The rapid development of the industry has enabled a highly exploitative labor subcontracting system to emerge.2 This labor system includes two processes: the rapid commodification of labor through non-industrial social relations organized by a quasi-labor market in the rural villages; and the expropriation of labor during the production process of the construction sector in urban areas. These two processes shape a labor subcontracting system that is specific to reform-era China, resulting in a never-ending process of wage arrears and the straggle of construction workers to pursue delayed wages in various ways, often involving violent collective actions.
Practically no other industry has experienced a boom comparable to construction.3 The Chinese construction industry has been consuming half of the world's concrete and a third of its steel and employing more than 40 million people, most of them rural workers coming from all over the country. About 30 per cent of all migrant workers from the countryside work in the industry.4 In order to build Beijing and Shanghai into China's global cities and speed up the process of urbanization, since the Tenth Five Year Plan (2001-05) China has invested about 376 billion yuan in construction each year. Construction is now the fourth largest industty in the countty. At the turn of the 21st century, this industry accounted for 6.6 per cent of China's GDP; by the end of 2007, its total income had risen by 25.9 per cent to 5.1 trillion yuan, and gross profits had risen 42.2 per cent to 156 billion yuan.5 The total output value reached 2.27 trillion yuan in the first half of 2008, showing a further 24.4 per cent increase on the previous year.

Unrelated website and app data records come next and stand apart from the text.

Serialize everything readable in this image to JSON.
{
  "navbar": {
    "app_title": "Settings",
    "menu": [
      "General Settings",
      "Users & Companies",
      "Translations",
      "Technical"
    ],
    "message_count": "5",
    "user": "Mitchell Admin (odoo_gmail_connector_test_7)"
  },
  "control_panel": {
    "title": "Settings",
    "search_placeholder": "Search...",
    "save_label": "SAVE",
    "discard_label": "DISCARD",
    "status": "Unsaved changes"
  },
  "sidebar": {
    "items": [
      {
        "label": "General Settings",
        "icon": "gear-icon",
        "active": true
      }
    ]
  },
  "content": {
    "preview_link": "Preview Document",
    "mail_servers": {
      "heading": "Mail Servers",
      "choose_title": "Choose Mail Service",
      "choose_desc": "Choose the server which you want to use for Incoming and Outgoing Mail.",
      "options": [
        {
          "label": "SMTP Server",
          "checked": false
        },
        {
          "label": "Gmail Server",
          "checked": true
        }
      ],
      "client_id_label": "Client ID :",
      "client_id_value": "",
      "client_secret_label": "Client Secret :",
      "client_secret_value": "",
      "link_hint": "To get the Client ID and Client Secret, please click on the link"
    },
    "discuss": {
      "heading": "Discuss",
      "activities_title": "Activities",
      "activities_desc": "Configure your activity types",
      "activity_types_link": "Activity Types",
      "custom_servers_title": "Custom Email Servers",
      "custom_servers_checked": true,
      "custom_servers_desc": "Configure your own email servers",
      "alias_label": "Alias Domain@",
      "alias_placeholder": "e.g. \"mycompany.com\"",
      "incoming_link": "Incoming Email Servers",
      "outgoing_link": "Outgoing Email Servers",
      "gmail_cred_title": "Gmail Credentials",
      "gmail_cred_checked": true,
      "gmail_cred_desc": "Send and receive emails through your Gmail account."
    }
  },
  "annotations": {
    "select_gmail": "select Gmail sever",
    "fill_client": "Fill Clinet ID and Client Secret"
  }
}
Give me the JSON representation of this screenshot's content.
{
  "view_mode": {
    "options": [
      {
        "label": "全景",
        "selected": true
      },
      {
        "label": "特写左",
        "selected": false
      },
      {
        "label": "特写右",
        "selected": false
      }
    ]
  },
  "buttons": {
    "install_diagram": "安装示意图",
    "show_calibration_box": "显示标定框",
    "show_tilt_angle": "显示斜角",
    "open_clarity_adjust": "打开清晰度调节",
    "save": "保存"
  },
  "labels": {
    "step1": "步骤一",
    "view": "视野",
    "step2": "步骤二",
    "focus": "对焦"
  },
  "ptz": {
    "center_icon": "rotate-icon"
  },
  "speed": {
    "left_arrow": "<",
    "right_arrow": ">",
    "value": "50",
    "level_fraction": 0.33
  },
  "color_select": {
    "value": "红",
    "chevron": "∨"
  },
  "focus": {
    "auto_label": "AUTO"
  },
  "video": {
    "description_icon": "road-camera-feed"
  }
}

We conducted research at four construction sites on the outskirts of Beijing, interviewing more than 200 workers at these sites. Because we conducted this research in the year of the Olympics,6 our research team retreated from the intense media attention on the center of the capital to focus on a suburban town to the northwest of Beijing, where huge construction projects owned by well-known property developers were being undertaken. In January 2009 we followed some of the workers back to their rural village in Tang County, Hebei, where, among a population of 6,000, more than 1,500 of the working adults were construction workers. In the village, we began to understand the daily practices of the labor subcontracting system and its relationship to the culture of violence among the migrant construction workers.
Despite the enormous gross profits and output value of the construction industry, construction workers are poorly protected as regards physical and financial risks, compared to most other workers.7 The working lives of construction workers are also deeply affected by quarrels, individual and collective fighting, attempts to damage buildings, bodily abuse and even suicidal behaviors. At the construction site, we observed a variety of violent actions taken by construction workers which were no doubt caused by the political economy of the construction industry.
The Past and the Present
"No urban youth are willing to work on the construction site. Don't look at me right now. After work and after bathing, I'll look completely different and have a new face", said a 20-year-old Hebei man, covered with dust and dirt, who felt ashamed of being a construction worker. These feelings reflect a notorious image of chronic wage arrears, heavy casualties and labor conflicts over unpaid wages in the industry. …